Emmerdale – Barnardo’s explains why abused Jacob tells Maya that ‘he loves her’.
“When a young person is manipulated, controlled or forced into taking part in a sexual act, that is sexual abuse. Even if the young person thinks it’s a consensual relationship, it is still abuse.” – Barnardo’s Chief Executive Javed Khan
In 2017-18, Barnardo’s supported 3,300 children, young people, parents and carers, through their child sexual exploitation direct support services. So the body is in the perfect position to explain to ITV viewers the latest goings on with Jacob and Maya in Leeds produced saga Emmerdale.
Guilt and shame – these are two of the reasons why vulnerable and confused grooming victims might believe they love their abuser, Barnardo’s experts explain following the latest development in the teacher/pupil abuse storyline. In last Thursday’s (7th February) episode increasingly vulnerable Jacob, tells manipulative Maya that he loves her.
In the ITV Yorkshire produced soap, teacher Maya, (Louisa Clein) is in a relationship with David Metcalfe (Matthew Wolfenden), but she has been seen kissing and grooming 15-year-old Jacob, (Joe-Warren Plant), David’s adopted son.

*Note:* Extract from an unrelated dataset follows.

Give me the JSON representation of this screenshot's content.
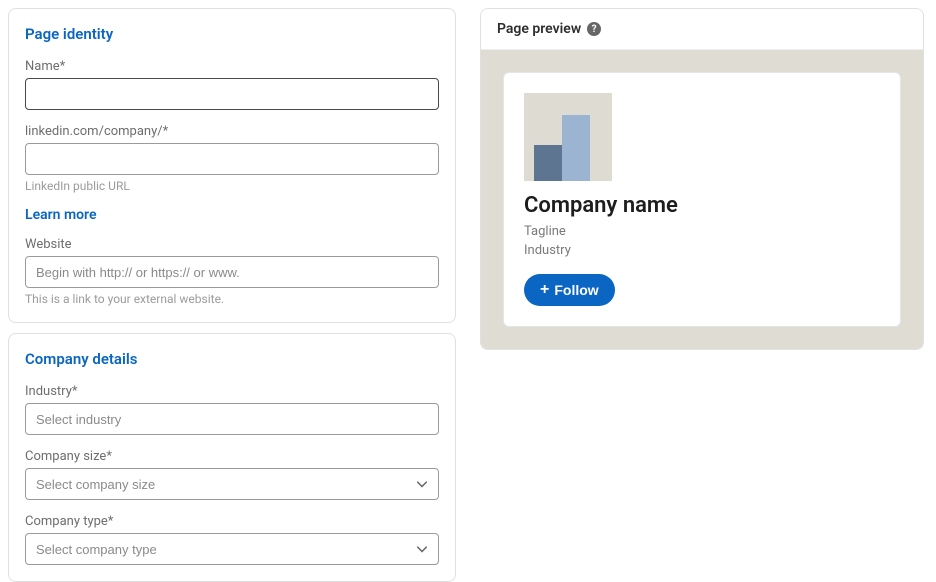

Maya has been using familiar grooming tactics, playing with Jacob’s affection for months, emotionally blackmailing her pupil to keep quiet about their illicit liaisons. When abusers befriend and groom a child, they create emotional ties whereby the child believes them to be their boyfriend or girlfriend and believes they are in a loving ‘relationship’ initially.
A bond is often formed and children will often experience extreme feelings of guilt and a desire to be loyal to the abuser who will try to sever or damage relationships with their family and friends to create a sense of ‘us and them’. Abusers will particularly draw on children’s feelings of loneliness, their need for care, and their desire to be loved. Children will feel shame and be made to feel they are to blame – that they led the person on.
To help Emmerdale tell the abuse storyline authentically, Barnardo’s arranged for their researchers, story team, actors Louisa, Matthew and Joe-Warren, to meet experts and young men who have experienced child sexual abuse and been supported by Barnardo’s.
“Vulnerable young people may think that their abuser is their friend, or even their boyfriend or girlfriend. But in reality they may force the young person to do things they don’t want to do. They can put them into dangerous situations and may even be violent. Sadly, thousands of children and young people across the UK are being sexually abused every year.” – Barnardo’s Chief Executive Javed Khan